═════ Provided records
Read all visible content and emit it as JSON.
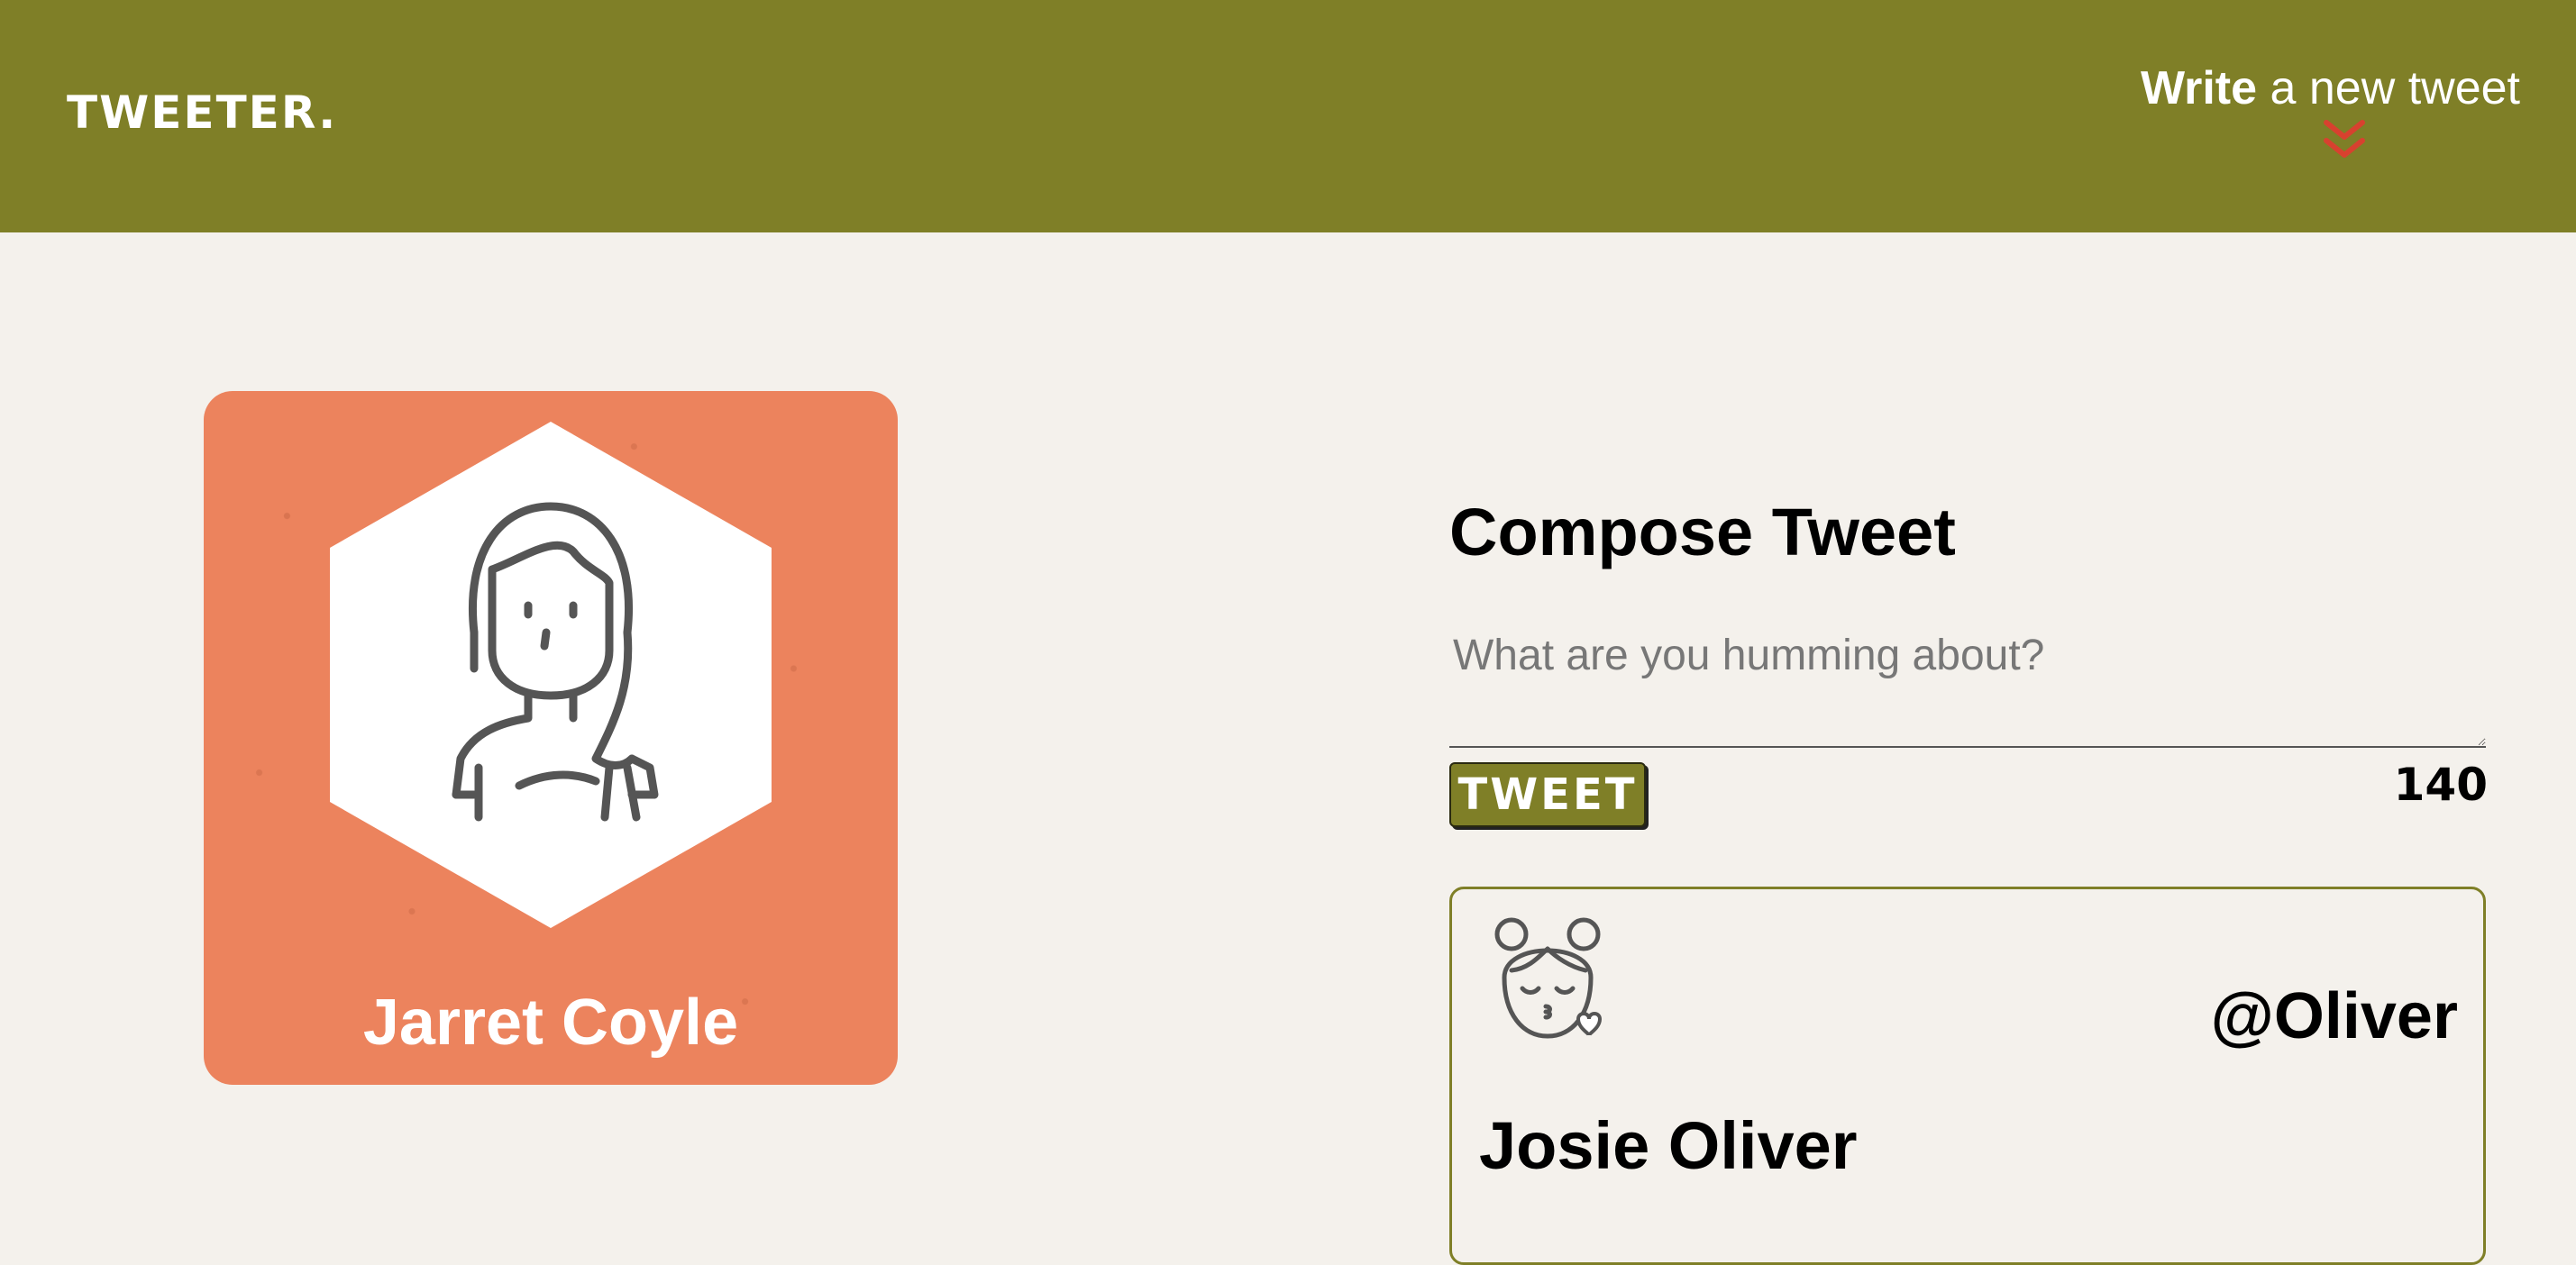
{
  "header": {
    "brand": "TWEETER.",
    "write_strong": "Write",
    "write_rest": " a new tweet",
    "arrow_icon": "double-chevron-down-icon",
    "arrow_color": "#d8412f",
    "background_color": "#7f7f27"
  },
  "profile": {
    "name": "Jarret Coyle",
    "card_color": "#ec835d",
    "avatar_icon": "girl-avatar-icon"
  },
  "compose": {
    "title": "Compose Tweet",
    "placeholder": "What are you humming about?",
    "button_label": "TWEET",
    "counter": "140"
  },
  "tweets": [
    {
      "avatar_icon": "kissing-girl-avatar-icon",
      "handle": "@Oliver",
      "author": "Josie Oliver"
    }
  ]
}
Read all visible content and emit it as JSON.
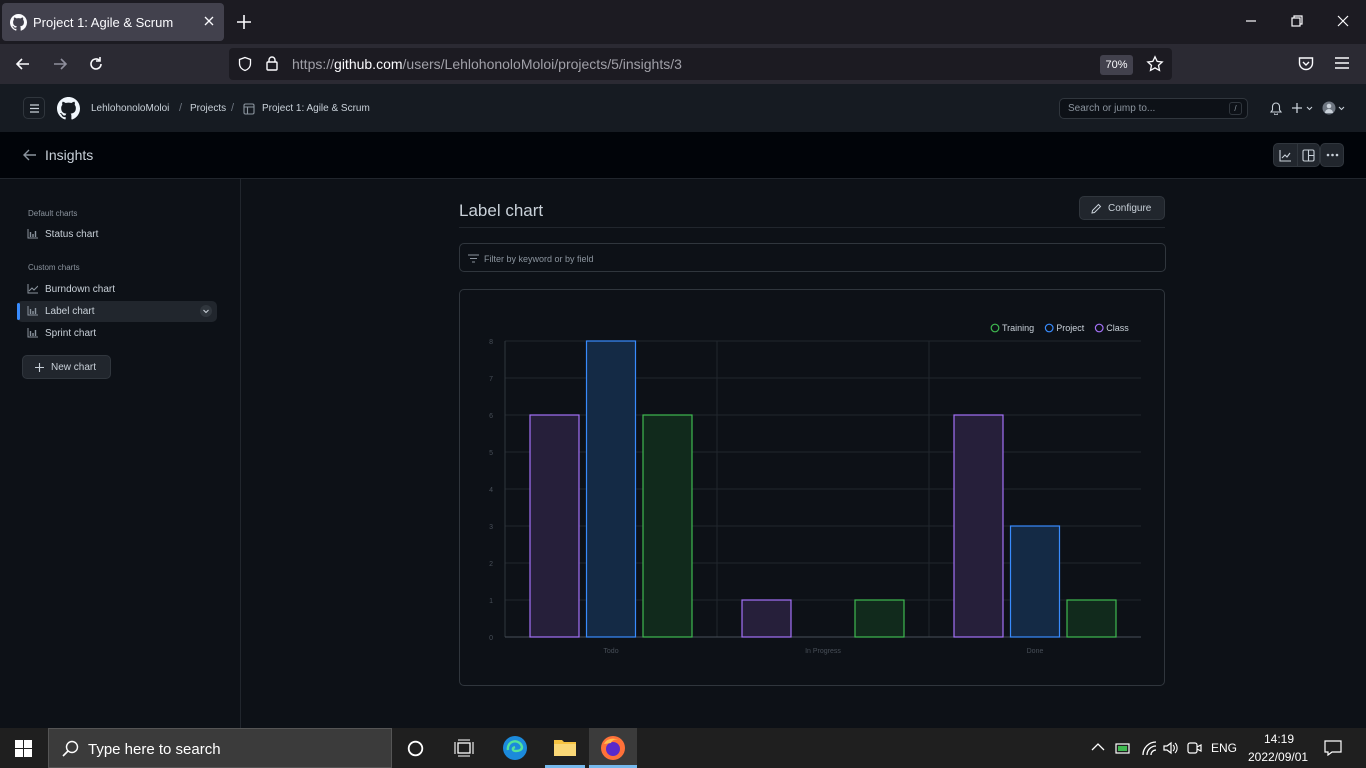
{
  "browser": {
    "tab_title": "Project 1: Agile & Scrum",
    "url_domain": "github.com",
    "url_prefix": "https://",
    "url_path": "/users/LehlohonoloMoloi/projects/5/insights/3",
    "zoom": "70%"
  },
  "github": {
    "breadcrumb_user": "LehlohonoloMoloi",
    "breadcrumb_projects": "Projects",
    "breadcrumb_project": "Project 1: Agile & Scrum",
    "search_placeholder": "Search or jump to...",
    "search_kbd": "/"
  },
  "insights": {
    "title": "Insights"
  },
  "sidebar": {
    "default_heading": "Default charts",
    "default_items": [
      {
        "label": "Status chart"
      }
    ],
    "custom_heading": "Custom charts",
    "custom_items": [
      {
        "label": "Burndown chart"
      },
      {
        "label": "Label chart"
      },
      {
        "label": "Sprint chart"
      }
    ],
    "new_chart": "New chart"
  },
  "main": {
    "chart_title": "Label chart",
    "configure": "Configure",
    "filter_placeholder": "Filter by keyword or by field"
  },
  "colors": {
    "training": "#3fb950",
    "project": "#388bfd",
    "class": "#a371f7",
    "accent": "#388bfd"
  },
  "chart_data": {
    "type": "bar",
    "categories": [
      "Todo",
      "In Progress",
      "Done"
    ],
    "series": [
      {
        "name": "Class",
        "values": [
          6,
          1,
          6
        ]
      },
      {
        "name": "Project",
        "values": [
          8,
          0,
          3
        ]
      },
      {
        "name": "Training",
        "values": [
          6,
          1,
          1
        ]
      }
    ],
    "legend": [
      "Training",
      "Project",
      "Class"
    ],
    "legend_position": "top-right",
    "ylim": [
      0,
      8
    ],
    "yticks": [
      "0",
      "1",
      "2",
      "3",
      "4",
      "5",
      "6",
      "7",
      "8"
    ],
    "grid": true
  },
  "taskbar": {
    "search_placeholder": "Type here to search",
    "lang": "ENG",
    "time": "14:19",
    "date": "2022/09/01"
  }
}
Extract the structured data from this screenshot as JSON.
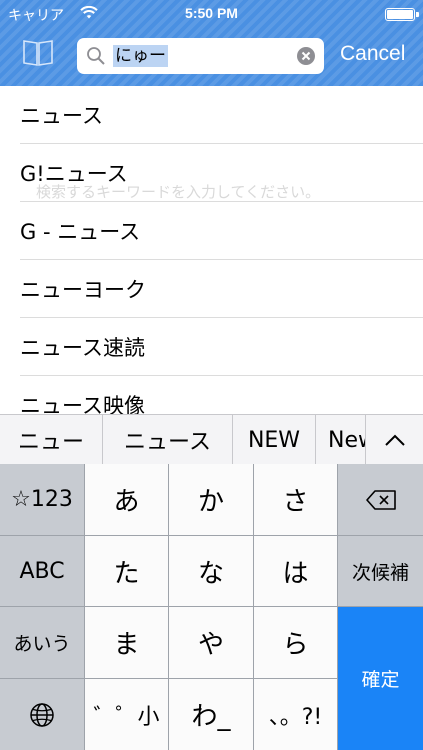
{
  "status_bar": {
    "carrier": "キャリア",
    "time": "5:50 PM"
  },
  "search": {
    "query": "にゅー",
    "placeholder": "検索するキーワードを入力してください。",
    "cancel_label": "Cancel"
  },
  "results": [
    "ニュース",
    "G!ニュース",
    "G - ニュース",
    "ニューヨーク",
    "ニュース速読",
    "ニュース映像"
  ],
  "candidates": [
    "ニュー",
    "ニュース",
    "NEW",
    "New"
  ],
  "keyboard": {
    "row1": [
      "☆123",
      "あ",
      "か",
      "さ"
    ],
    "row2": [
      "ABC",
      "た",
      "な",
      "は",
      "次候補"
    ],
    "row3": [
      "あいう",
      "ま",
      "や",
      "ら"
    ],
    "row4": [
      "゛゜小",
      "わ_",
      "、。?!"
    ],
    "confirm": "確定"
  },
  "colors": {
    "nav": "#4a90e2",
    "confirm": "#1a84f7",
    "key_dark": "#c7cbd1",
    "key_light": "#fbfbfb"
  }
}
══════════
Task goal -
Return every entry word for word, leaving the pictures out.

Response area -
Read all visible content and emit it as JSON.
{
  "header": {
    "brand": "TWEETER.",
    "write_strong": "Write",
    "write_rest": " a new tweet",
    "arrow_icon": "double-chevron-down-icon",
    "arrow_color": "#d8412f",
    "background_color": "#7f7f27"
  },
  "profile": {
    "name": "Jarret Coyle",
    "card_color": "#ec835d",
    "avatar_icon": "girl-avatar-icon"
  },
  "compose": {
    "title": "Compose Tweet",
    "placeholder": "What are you humming about?",
    "button_label": "TWEET",
    "counter": "140"
  },
  "tweets": [
    {
      "avatar_icon": "kissing-girl-avatar-icon",
      "handle": "@Oliver",
      "author": "Josie Oliver"
    }
  ]
}
Read all visible content and emit it as JSON.
{
  "browser": {
    "tab_title": "Project 1: Agile & Scrum",
    "url_domain": "github.com",
    "url_prefix": "https://",
    "url_path": "/users/LehlohonoloMoloi/projects/5/insights/3",
    "zoom": "70%"
  },
  "github": {
    "breadcrumb_user": "LehlohonoloMoloi",
    "breadcrumb_projects": "Projects",
    "breadcrumb_project": "Project 1: Agile & Scrum",
    "search_placeholder": "Search or jump to...",
    "search_kbd": "/"
  },
  "insights": {
    "title": "Insights"
  },
  "sidebar": {
    "default_heading": "Default charts",
    "default_items": [
      {
        "label": "Status chart"
      }
    ],
    "custom_heading": "Custom charts",
    "custom_items": [
      {
        "label": "Burndown chart"
      },
      {
        "label": "Label chart"
      },
      {
        "label": "Sprint chart"
      }
    ],
    "new_chart": "New chart"
  },
  "main": {
    "chart_title": "Label chart",
    "configure": "Configure",
    "filter_placeholder": "Filter by keyword or by field"
  },
  "colors": {
    "training": "#3fb950",
    "project": "#388bfd",
    "class": "#a371f7",
    "accent": "#388bfd"
  },
  "chart_data": {
    "type": "bar",
    "categories": [
      "Todo",
      "In Progress",
      "Done"
    ],
    "series": [
      {
        "name": "Class",
        "values": [
          6,
          1,
          6
        ]
      },
      {
        "name": "Project",
        "values": [
          8,
          0,
          3
        ]
      },
      {
        "name": "Training",
        "values": [
          6,
          1,
          1
        ]
      }
    ],
    "legend": [
      "Training",
      "Project",
      "Class"
    ],
    "legend_position": "top-right",
    "ylim": [
      0,
      8
    ],
    "yticks": [
      "0",
      "1",
      "2",
      "3",
      "4",
      "5",
      "6",
      "7",
      "8"
    ],
    "grid": true
  },
  "taskbar": {
    "search_placeholder": "Type here to search",
    "lang": "ENG",
    "time": "14:19",
    "date": "2022/09/01"
  }
}
Extract the structured data from this screenshot as JSON.
{
  "status_bar": {
    "carrier": "キャリア",
    "time": "5:50 PM"
  },
  "search": {
    "query": "にゅー",
    "placeholder": "検索するキーワードを入力してください。",
    "cancel_label": "Cancel"
  },
  "results": [
    "ニュース",
    "G!ニュース",
    "G - ニュース",
    "ニューヨーク",
    "ニュース速読",
    "ニュース映像"
  ],
  "candidates": [
    "ニュー",
    "ニュース",
    "NEW",
    "New"
  ],
  "keyboard": {
    "row1": [
      "☆123",
      "あ",
      "か",
      "さ"
    ],
    "row2": [
      "ABC",
      "た",
      "な",
      "は",
      "次候補"
    ],
    "row3": [
      "あいう",
      "ま",
      "や",
      "ら"
    ],
    "row4": [
      "゛゜小",
      "わ_",
      "、。?!"
    ],
    "confirm": "確定"
  },
  "colors": {
    "nav": "#4a90e2",
    "confirm": "#1a84f7",
    "key_dark": "#c7cbd1",
    "key_light": "#fbfbfb"
  }
}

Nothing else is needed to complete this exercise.